Stormy Daniels's Lawyer Michael Avenatti Claims More Trump-Related Raids on Horizon

Appearing on Anderson Cooper 360 Wednesday night, the attorney for adult film star and alleged Trump paramour Stormy Daniels claimed he knows "for a fact" that more raids are on the horizon for people in the president's inner circle. He predicted that they'll take place "within the next week."

"Anderson, I will tell you, these raids that occurred on Monday, they're not the last raids. I know that for a fact," Michael Avenatti said. “There are other raids that are contemplated. I anticipate them coming within the next week."

Avenatti also said, somewhat mysteriously, "Al Capone did not go down for murder, Anderson. Al Capone went down for tax evasion, and this could very easily be a very similar situation."

When pushed by Cooper to elaborate, Avenatti declined to say why similar raids are imminent, or to provide evidence. The lawyer has faced backlash in the past for teasing evidence without releasing it. 

His Wednesday statements came after FBI agents raided the home of Michael Cohen, Trump's private attorney and self-styled "right-hand man." Investigators were reportedly looking for tax records, business documents and other information regarding the $130,000 Cohen paid to Daniels, whose real name is Stephanie Clifford, to keep her quiet about an alleged affair with Trump in 2006. 
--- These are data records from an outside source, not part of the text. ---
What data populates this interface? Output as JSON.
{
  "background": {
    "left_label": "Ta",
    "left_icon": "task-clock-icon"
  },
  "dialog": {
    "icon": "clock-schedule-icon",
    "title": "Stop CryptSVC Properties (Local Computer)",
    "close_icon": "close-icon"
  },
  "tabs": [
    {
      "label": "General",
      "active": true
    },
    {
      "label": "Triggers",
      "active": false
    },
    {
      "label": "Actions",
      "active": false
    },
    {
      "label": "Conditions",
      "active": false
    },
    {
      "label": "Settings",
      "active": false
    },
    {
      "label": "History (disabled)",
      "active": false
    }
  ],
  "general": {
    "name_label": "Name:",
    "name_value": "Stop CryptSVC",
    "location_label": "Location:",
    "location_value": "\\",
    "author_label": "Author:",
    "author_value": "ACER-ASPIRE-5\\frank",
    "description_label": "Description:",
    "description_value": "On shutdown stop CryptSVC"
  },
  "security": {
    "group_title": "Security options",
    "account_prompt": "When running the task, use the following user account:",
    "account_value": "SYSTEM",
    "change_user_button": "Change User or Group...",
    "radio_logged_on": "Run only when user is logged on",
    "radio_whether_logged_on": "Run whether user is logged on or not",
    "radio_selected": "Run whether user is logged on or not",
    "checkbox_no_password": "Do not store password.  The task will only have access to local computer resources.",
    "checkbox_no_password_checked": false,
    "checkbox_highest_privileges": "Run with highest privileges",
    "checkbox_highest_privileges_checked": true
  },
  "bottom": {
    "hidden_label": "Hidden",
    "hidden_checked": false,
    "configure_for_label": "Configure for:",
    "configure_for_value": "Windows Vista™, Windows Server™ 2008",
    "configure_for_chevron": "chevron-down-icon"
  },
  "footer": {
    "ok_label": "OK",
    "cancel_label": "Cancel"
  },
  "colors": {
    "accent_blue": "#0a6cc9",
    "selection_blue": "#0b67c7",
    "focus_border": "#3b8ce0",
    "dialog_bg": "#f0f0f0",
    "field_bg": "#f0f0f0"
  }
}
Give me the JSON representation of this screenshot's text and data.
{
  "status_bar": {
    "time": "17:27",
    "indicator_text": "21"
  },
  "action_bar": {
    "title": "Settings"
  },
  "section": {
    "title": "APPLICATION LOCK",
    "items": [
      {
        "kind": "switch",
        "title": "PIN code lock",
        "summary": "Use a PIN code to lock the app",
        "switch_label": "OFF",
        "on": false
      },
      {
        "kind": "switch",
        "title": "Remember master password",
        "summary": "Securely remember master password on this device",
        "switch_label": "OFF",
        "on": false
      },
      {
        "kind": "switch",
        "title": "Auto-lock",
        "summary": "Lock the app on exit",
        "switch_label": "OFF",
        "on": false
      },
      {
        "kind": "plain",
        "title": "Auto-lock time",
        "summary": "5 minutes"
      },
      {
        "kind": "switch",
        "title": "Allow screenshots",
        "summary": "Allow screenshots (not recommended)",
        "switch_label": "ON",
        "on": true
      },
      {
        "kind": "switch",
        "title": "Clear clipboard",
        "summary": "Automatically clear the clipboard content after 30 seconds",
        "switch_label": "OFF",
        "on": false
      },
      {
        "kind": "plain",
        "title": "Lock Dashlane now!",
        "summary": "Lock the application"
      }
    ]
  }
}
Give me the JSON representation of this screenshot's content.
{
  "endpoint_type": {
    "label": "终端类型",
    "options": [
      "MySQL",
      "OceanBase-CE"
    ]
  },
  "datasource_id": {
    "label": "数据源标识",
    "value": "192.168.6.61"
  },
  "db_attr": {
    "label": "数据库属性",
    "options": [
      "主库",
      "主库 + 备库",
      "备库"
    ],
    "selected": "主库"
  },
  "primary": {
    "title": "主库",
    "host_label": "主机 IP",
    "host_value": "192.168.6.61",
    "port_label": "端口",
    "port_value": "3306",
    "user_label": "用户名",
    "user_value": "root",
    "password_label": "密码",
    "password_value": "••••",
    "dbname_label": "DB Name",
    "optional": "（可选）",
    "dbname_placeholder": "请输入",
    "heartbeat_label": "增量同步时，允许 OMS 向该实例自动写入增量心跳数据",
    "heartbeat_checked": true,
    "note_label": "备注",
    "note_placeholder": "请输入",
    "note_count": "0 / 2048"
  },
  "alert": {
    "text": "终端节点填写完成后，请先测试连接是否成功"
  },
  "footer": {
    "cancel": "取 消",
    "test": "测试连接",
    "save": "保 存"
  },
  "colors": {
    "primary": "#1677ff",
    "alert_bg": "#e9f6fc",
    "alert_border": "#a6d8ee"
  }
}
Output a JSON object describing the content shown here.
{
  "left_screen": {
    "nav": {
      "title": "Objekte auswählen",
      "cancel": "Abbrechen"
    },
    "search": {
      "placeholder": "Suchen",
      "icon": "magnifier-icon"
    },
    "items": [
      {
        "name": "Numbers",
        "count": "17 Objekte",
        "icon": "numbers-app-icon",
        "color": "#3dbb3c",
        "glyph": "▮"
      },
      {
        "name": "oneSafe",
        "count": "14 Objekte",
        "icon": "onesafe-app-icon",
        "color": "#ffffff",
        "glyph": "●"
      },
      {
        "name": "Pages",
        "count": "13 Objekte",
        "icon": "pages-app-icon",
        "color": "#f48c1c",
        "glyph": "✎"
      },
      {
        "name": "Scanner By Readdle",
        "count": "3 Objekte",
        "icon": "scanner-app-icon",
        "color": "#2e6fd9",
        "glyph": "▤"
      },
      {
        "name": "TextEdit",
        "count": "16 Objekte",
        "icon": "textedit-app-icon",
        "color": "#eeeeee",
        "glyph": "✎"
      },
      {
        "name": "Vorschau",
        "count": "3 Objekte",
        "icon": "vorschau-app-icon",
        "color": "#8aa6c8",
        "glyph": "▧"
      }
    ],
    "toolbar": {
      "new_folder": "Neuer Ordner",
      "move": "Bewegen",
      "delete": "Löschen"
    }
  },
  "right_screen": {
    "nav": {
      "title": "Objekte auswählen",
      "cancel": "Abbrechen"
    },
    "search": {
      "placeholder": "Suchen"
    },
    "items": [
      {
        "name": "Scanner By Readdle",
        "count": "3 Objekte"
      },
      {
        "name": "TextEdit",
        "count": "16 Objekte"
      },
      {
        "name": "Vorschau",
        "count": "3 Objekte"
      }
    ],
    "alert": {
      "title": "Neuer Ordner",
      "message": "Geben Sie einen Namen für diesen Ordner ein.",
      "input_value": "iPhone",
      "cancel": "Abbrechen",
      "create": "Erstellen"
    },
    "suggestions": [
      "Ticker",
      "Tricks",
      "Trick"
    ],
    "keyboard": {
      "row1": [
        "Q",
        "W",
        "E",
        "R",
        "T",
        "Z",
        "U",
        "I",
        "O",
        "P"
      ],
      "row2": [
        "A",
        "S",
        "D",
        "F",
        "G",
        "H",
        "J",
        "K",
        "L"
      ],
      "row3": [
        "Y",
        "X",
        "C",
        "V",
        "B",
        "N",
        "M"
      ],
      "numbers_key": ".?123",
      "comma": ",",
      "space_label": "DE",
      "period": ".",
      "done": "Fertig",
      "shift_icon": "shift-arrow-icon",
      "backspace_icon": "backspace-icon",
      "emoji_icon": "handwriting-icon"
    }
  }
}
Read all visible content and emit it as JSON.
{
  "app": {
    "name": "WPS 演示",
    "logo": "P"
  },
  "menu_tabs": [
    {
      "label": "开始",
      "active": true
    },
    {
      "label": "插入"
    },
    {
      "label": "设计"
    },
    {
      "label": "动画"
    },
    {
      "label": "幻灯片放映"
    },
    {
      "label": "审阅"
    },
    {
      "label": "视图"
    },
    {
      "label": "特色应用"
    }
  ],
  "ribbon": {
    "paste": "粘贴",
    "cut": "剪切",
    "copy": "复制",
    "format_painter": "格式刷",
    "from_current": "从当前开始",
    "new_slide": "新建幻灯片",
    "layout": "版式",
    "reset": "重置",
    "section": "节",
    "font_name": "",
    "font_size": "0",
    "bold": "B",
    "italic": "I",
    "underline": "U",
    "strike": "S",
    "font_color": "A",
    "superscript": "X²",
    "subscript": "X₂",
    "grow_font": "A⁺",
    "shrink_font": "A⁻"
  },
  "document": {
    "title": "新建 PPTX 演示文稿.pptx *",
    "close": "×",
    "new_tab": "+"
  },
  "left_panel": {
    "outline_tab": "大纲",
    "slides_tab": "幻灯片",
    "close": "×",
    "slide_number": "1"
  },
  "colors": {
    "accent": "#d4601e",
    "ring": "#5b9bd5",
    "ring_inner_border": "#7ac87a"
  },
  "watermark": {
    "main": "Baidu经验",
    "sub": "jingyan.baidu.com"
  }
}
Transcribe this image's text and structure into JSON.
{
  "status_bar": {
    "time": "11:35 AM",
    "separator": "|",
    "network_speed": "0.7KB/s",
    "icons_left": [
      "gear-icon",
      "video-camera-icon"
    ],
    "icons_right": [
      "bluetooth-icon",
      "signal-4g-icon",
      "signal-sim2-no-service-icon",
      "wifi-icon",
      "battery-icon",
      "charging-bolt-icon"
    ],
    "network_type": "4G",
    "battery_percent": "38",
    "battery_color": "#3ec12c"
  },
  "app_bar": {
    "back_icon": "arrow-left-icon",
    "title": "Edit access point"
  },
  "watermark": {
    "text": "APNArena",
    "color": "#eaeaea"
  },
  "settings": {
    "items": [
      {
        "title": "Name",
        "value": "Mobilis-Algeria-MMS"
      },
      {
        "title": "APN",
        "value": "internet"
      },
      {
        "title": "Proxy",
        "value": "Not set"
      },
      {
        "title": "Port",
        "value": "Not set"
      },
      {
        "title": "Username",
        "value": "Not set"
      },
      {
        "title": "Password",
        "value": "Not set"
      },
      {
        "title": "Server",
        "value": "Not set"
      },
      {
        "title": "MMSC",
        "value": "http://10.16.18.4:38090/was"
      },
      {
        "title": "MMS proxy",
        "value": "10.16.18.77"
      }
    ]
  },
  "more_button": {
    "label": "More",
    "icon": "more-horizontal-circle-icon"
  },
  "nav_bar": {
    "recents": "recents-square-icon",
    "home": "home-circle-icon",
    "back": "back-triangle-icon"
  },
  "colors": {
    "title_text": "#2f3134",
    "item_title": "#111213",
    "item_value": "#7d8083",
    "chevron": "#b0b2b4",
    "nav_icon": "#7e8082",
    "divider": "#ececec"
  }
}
According to a report in The New York Times, the agents were also searching for documents related to the Access Hollywood tape in which Trump boasted about grabbing women "by the p---y." 

The office of special counsel Robert Mueller, tasked with investigating Russian meddling in the 2016 election, was not involved in the search. However, Cohen's lawyer claimed that prosecutors obtained a warrant after Mueller's referral. The investigation is being run by Robert Khuzami, a conservative federal prosecutor who worked for the Securities and Exchange Commission during the Obama administration.

Cohen's lawyer confirmed the raid, which he suggested was an effort to gain information from privileged attorney-client communications. "The decision by the U.S. attorney’s office in New York to conduct their investigation using search warrants is completely inappropriate and unnecessary,” Stephen Ryan said. “It resulted in the unnecessary seizure of protected attorney-client communications between a lawyer and his clients.”

Following the raid, an apparently irate Trump blasted it in two tweets.  

And, in a moment of candor during an interview with CNN on Tuesday, Cohen admitted the investigation has given him reason to worry. 

"I would be lying to you if I told that I am not," the embattled attorney and fixer said when asked if he was concerned about the raid. "Do I need this in my life? No. Do I want to be involved in this? No."

According to a recent poll from Quinnipiac University, American voters aren't too concerned about the Daniels saga when compared with the other controversies swirling around the Trump administration. Nearly 60 percent of more than 1,000 respondents said they believed Trump had the affair, and they believed the president knew about the payoff. But about 73 percent of respondents said they didn't think it was an important issue. 

"Yes, he did it. No, we don't care," Tim Malloy, assistant director of the Quinnipiac University Poll, said in a statement, summing up the survey's findings. 

GettyImages-944230920 Michael Cohen, President Donald Trump's personal lawyer, gets into an elevator at Manhattan's Trump Tower on December 12, 2017. The attorney's office and hotel room were recently raided by federal agents. Drew Angerer/Getty Images